Besides the exquisite jade artifacts, Liangzhu culture is also well known for its shiny black pottery. Originating in China in the New Neolithic age, black pottery is a unique craft mastered by the Han nation and is characterized by its shiny black color, clear vibrations and paper-thin vessel walls.
Black pottery wares have been unearthed from a number of archeological sites but the ones discovered in the Liangzhu Culture are, in fact, mainly grayish often mixed with sand or black with grayish bases, both are exquisite and of different styles with some lacquered and others painted with patterns.
The method that Liangzhu people used to make black pottery is quite advanced, given the time, as they had already mastered the modern skills of hand making pottery on a spinning wheel producing even symmetrical shapes.

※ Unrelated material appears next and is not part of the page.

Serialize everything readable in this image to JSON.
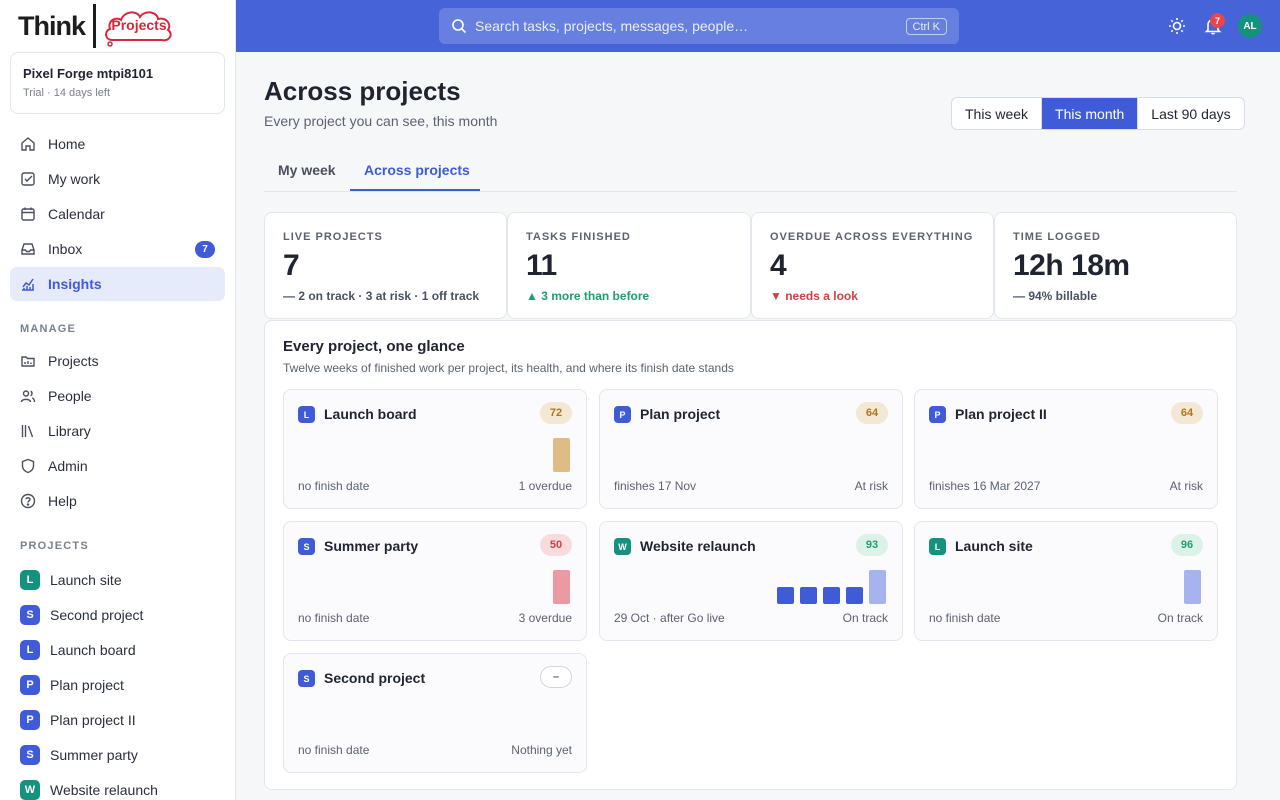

The exemplary pottery wares of Liangzhu culture are Ding (ancient Chinese cauldrons, standing upon legs with a lid and two facing handles) or Zun (wine vessels with a round or square vase-like form), all of which are presented in unique and imaginative shapes.
Praised as “the kidneys of the Earth”, wetlands are both valuable natural resources and important ecosystems. Recently, the second list of Wetlands of Provincial Importance was announced and in total there are 48 among which three are in Hangzhou.
Spring is here and so is the 2017 “Intoxicating Springtime” – Hangzhou Outdoor Leisure Season which, in the following three months, will provide the city with over 50 springtime outdoor experiences and tour itineraries. With six themes to choose from such as child-parent, flower viewing, games and sports, spring couldn’t be livelier.